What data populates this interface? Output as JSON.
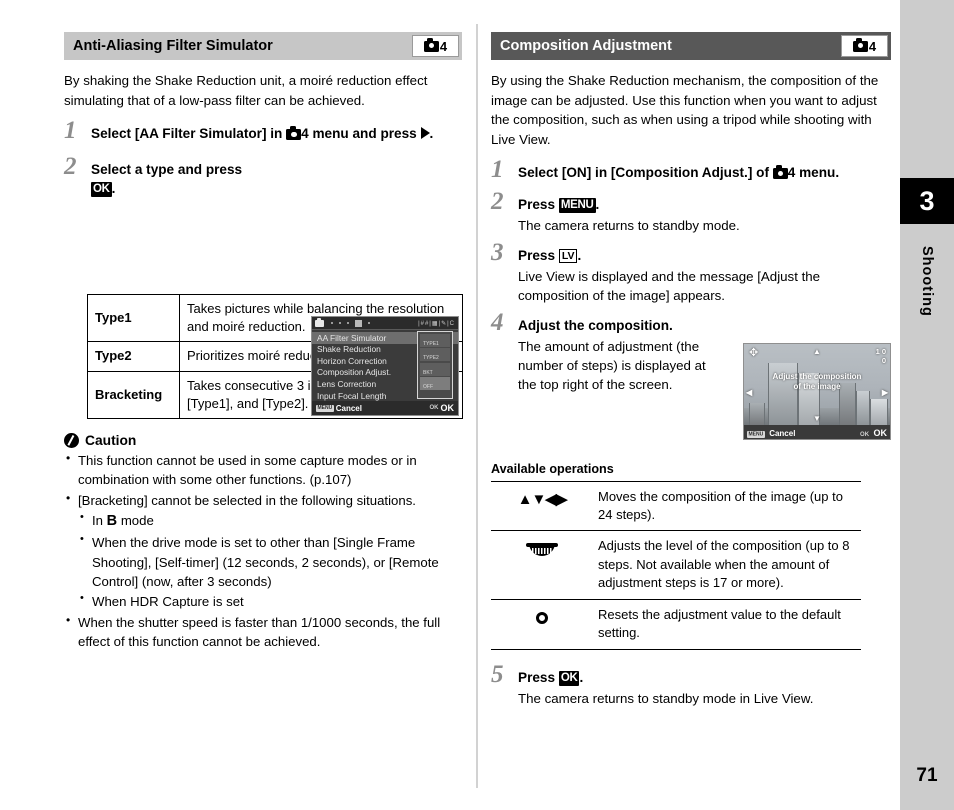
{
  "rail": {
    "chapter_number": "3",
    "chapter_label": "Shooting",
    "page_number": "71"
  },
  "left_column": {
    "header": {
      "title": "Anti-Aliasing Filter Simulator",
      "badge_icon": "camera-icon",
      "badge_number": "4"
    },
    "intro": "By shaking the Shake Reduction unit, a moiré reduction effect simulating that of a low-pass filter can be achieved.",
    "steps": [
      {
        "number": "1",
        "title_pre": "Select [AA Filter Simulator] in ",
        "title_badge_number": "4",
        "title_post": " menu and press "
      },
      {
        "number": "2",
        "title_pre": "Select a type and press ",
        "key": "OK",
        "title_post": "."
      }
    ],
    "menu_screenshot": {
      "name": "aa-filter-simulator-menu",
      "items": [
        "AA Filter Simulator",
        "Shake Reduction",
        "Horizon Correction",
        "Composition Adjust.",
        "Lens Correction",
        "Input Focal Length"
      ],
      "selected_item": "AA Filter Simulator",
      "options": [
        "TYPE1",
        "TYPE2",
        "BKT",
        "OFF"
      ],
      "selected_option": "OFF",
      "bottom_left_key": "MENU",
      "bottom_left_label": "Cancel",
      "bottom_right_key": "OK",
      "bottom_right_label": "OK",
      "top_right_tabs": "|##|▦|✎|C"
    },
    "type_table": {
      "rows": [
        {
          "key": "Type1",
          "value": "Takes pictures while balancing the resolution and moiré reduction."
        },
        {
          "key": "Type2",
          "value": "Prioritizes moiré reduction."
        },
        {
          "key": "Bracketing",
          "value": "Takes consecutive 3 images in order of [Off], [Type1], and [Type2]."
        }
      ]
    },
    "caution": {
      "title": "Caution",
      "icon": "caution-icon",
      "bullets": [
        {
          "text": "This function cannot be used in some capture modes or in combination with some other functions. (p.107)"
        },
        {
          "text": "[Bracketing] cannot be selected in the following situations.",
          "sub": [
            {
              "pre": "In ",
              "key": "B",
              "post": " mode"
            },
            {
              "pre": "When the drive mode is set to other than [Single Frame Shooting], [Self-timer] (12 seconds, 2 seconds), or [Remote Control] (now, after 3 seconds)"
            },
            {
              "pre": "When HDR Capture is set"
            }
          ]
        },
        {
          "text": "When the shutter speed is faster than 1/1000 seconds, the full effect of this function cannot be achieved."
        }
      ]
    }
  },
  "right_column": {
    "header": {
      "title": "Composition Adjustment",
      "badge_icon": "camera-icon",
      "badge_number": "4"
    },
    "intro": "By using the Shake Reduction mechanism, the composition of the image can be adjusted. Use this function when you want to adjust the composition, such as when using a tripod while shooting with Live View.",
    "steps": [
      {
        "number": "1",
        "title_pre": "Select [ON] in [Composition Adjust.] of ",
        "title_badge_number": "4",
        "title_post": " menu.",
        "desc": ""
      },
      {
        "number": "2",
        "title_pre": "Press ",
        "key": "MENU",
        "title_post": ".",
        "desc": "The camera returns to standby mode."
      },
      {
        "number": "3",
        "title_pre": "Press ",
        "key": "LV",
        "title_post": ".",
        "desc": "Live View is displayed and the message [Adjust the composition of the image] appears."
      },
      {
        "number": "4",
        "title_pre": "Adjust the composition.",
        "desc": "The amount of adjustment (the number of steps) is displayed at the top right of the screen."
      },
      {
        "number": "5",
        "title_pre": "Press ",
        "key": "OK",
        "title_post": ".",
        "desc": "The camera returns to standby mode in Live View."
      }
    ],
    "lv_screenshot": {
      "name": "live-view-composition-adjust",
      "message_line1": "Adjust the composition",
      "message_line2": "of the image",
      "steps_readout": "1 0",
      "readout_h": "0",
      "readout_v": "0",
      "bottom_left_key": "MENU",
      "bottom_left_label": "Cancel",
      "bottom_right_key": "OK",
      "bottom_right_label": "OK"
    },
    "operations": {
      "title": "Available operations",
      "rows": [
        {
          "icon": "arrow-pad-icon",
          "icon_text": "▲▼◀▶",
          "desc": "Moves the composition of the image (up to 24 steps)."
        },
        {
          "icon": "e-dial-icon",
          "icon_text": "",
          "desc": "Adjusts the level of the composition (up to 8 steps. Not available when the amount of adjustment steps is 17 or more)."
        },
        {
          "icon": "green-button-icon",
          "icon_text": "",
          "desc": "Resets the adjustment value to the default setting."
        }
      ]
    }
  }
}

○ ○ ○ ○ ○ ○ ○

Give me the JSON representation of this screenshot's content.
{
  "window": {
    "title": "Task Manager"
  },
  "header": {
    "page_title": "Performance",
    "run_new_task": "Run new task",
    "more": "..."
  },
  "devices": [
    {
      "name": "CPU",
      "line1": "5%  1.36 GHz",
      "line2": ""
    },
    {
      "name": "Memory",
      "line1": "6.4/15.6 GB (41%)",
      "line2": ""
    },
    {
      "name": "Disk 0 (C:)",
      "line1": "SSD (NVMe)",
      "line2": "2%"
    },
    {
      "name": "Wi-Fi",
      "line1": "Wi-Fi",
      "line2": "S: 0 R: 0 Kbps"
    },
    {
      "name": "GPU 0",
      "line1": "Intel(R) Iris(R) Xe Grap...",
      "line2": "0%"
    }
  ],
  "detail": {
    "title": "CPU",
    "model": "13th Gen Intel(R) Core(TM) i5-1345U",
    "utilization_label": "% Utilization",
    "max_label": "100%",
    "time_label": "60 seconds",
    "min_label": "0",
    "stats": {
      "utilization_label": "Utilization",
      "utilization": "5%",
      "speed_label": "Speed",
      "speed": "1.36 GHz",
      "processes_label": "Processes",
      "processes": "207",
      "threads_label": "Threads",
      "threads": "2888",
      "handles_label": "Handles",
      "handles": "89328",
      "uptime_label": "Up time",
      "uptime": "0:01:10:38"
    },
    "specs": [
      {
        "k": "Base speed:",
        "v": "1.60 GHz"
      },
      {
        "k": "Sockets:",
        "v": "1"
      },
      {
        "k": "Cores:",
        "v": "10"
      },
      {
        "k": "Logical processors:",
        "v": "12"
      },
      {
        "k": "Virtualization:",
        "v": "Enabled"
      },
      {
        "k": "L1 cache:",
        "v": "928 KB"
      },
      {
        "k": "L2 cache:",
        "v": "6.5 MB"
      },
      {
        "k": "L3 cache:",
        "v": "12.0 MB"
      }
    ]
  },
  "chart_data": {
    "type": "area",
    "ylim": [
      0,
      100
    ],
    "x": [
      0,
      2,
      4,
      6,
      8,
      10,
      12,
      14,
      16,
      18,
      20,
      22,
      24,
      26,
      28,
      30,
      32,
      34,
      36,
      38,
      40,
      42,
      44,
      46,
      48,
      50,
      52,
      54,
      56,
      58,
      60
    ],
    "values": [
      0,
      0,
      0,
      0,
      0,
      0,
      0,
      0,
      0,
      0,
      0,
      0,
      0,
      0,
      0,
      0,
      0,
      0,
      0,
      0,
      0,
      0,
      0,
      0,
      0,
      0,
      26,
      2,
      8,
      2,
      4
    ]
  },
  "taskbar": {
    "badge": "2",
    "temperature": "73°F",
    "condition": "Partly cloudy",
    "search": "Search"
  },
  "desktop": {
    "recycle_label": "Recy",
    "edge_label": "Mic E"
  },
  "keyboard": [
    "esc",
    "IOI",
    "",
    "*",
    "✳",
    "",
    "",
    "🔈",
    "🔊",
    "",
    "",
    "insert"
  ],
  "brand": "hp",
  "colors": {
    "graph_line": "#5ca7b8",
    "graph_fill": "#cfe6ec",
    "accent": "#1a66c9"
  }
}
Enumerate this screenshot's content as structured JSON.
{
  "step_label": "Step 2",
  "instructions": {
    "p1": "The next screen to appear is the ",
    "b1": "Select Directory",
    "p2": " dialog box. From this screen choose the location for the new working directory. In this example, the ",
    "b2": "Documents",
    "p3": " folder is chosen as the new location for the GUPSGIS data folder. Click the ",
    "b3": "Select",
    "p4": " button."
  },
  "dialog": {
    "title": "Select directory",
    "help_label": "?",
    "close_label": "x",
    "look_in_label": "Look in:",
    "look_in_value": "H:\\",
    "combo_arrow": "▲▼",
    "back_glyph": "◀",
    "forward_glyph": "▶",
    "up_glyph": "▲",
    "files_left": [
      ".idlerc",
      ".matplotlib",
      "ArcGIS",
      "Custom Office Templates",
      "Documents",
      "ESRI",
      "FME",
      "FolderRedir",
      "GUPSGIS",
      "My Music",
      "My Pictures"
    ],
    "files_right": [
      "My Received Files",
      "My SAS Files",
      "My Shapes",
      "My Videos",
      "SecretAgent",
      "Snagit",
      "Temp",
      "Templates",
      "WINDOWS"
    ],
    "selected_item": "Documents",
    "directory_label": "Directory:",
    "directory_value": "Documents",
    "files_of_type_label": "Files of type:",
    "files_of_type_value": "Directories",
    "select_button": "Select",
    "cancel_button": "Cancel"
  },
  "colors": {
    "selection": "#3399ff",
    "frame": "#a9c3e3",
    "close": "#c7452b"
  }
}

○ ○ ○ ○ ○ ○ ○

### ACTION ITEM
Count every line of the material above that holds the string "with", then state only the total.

### TASK RESPONSE
2